Interior light shelves provide three major benefits, they block direct sun from penetrating the space through the upper daylight window, they reduce light levels at the perimeter, and they reflect diffuse daylight onto the ceiling plane.  All these benefits together combine to give the space a more diffuse, uniform lighting level.  Illuminating the surfaces such as the walls and ceiling plane makes the space look larger and brighter than it is actually.

A bright white or translucent, matte finish surface is recommended to provide the best light diffusing quality.  This material specification will have less contrast with the bright exterior also.

4.  Provide Adjustable Louver Blinds at the Upper Daylight Window

Interior louver blinds in the upper daylight window can provide direct sun control without significantly reducing the amount of diffuse daylight into the space.  They can be adjusted seasonally or when low sun angles penetrate the space.  They can be specified as mechanical units or manual.

5.  Use a Roll-Down Shade to Control Direct Sun in the View Window

An interior roll-down shade can control direct sun in the view window without significantly reducing the view to the exterior.  It is recommended to use a dark colored surface on the interior of the shade fabric.  This allows for a comfortable view through the fabric, while allowing room darkening capabilities.  Many newer fabrics provide a dark interior surface while maintaining a light exterior surface.  The bright light exterior surface helps reduce heat gain into the space. 

For more information and to read the full article with diagrams, click here.


Resource: Tips for Daylighting with Windows

Looking for a quick way to size windows and shading devices?
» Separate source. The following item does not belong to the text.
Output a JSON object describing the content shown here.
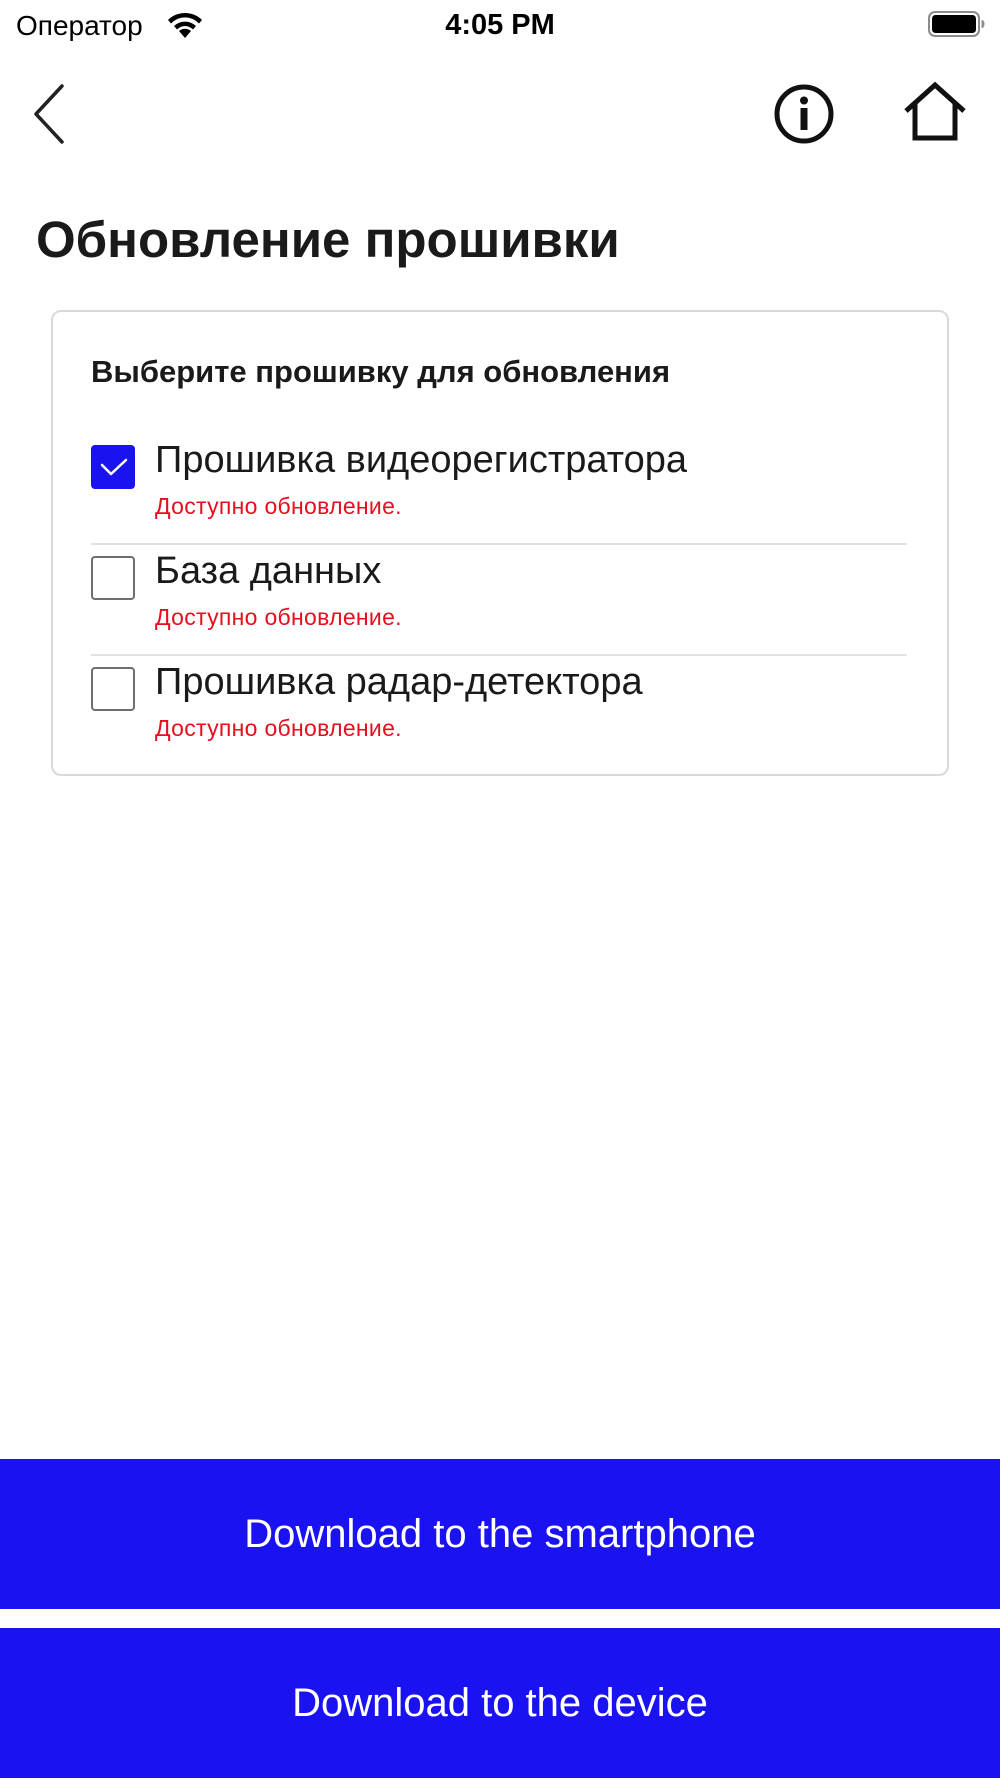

Wondering what all those letters stand for on glazing data sheets? Need a quick consult on sensors and controls? Then Tips for Daylighting with Windows is for you!
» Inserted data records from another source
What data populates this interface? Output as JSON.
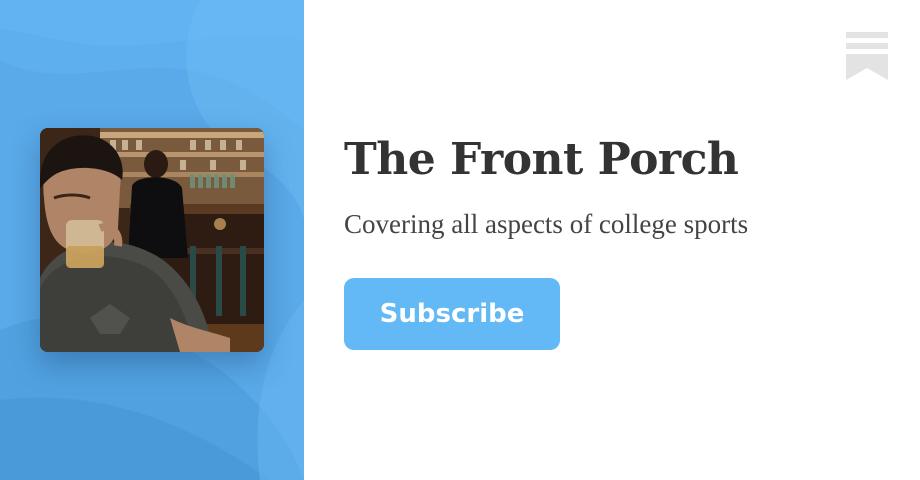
{
  "publication": {
    "title": "The Front Porch",
    "subtitle": "Covering all aspects of college sports"
  },
  "subscribe_button": {
    "label": "Subscribe",
    "background": "#62b9f5"
  },
  "left_panel": {
    "background": "#5aa9e8"
  },
  "avatar": {
    "description_icon": "avatar-photo"
  },
  "logo": {
    "icon": "bookmark-icon",
    "color": "#e3e3e3"
  }
}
Lawrence Berkeley National Laboratory compiled this excellent resource to help with basic daylighting needs. This pdf covers a range of topics including: daylight feasibility, envelope and room design, selecting a glazing type, sizing shading devices, coordinating with electrical and mechanical systems, and using sensors and controls.

The guide is simple, with key points, vocabulary explanations (and a glossary), as well as easy-to-understand diagrams. At the end of every section is a page called “If you have ...” which goes through the steps a designer can take if they have “no time,” “a little time,” or “more time.”

Despite its California-oriented data, this guide can be a valuable tool to any architect looking to daylight a building. Get it here!